Posted by ASHLEY LITTLES
March 15, 2017
It’s natural to spend a lot of time focusing on how your staff communicates with customers. But your very success as a small business might depend just as much on your internal communication. You don't want a staff working out of sync with your mission and vision.Read More
Posted by NANCY BAKANOWICZ
March 10, 2017
It was just a generation ago, most customer and merchant interaction was face to face. Sure, there were times retailers took phone orders, but business was in person, and any after-sale services were limited to that store location. That seems quaint by today’s standards, when thanks to the internet, we have access to an endless supply of tools that provide customers and merchants with plenty of opportunities for interaction, including search engines, social media, connected devices, email, and newsletters.Read More
This digitalization is visible in every aspect of our daily lives, to the point where being connected 24/7 is no longer the exception; rather, it’s the norm. We use apps on our mobile devices to contact Uber and do our grocery shopping, and we even use apps connected to devices in our homes, like thermostats that help ensure our homes are at a comfortable temperature when we arrive home from work.
Digital mobility is transforming consume services and provision. Our smartphones have become extensions of ourselves, by our sides 24/7 and always ready to do our bidding. This digitalization is also changing the merchant/consumer paradigm, resulting in a new era of relationship that is more open and accessible than ever before.
This shift to digitalization of the merchant/consumer paradigm is shaping the new face of the customer relationship. Not long ago, brands were the only ones delivering messages to the masses, mostly through print and broadcast advertising. Today, customers are active participants in the customer-brand relationship, and they have unprecedented access to brands through social media that would have been unimaginable just a few decades ago.
Today’s customers are empowered to ask questions, give reviews, provide recommendations and even lodge complaints against products and companies, all of which have the potential to influence the purchasing decisions of total strangers. Companies have had to adapt their strategies to include the customer influence and involvement throughout a brand’s life cycle.
Businesses adapt to this new digital consumer era by actively listening to their customer’s concerns, wants and needs. Digital platforms, especially social media, give consumers the power to drive the strategy of their favorite brands by enabling (and in some cases, ennobling) them to discuss their desires directly with the brands themselves, or with other fans and detractors of the brands. This concept, dubbed “social listening,” guides brands into making more proactive decisions by addressing dicy conversations and customer dissatisfaction before it gets to the point of no return. It is easier to be on top of things, and deal with a couple of unhappy customer posts before being caught in a deluge of negative customer experience posts. In fact, the resolution of the first handful of posts can help flag potential issues early and prevent further complaints.
Posted by JEREME SANBORN
February 24, 2017

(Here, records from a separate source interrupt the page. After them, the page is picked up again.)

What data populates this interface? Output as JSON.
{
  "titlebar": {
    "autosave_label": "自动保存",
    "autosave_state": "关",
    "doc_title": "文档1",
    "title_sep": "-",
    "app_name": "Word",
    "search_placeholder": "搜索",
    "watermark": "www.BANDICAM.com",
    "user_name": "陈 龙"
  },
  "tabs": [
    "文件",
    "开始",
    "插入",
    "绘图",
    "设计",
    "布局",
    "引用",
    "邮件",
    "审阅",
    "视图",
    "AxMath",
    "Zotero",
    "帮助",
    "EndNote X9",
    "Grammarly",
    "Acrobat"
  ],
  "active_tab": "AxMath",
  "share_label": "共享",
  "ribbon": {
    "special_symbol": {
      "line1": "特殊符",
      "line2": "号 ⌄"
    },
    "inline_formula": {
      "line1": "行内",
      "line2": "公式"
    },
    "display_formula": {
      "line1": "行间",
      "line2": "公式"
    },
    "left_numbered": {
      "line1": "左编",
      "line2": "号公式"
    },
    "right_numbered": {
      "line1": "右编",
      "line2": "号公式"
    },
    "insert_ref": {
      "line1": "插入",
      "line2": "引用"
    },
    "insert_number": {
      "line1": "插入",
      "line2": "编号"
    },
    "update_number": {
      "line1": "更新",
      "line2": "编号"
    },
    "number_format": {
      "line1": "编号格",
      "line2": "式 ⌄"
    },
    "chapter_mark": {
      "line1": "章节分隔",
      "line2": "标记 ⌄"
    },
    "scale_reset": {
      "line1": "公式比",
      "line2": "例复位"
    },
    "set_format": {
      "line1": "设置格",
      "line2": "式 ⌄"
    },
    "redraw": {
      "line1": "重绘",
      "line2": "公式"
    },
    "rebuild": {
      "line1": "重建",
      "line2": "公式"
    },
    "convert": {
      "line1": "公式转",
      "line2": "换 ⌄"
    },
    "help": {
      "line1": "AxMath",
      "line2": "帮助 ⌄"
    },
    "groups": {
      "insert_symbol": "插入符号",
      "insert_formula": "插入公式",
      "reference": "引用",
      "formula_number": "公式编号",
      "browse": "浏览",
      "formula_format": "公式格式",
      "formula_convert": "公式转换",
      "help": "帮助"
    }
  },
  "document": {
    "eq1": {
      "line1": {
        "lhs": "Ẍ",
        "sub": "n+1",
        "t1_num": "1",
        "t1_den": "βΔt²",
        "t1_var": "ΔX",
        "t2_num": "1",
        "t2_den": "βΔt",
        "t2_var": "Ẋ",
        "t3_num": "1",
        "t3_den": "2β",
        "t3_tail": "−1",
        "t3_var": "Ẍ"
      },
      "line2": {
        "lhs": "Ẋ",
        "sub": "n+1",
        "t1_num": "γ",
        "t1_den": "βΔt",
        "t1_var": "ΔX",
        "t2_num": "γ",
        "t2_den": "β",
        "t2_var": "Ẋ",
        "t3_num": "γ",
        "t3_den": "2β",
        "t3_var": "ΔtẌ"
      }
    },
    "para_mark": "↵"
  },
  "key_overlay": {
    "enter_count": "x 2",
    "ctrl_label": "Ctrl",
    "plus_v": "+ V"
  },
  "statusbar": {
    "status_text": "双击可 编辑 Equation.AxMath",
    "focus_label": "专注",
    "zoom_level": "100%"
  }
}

Did you start your business without taking money from an outside investor or bank? If you got your business up and running on your dime, what you’re doing is known as “bootstrapping.” This approach to funding your business has its advantages. For one, you are unequivocally your own boss. Plus, you aren’t dividing up your profitability pie down the road. Of course, the main disadvantage of going it alone is that your resources will be a little more limited. So, how do you keep your head above water without the help of angel investors and venture capitalists? We have a few ideas:Read More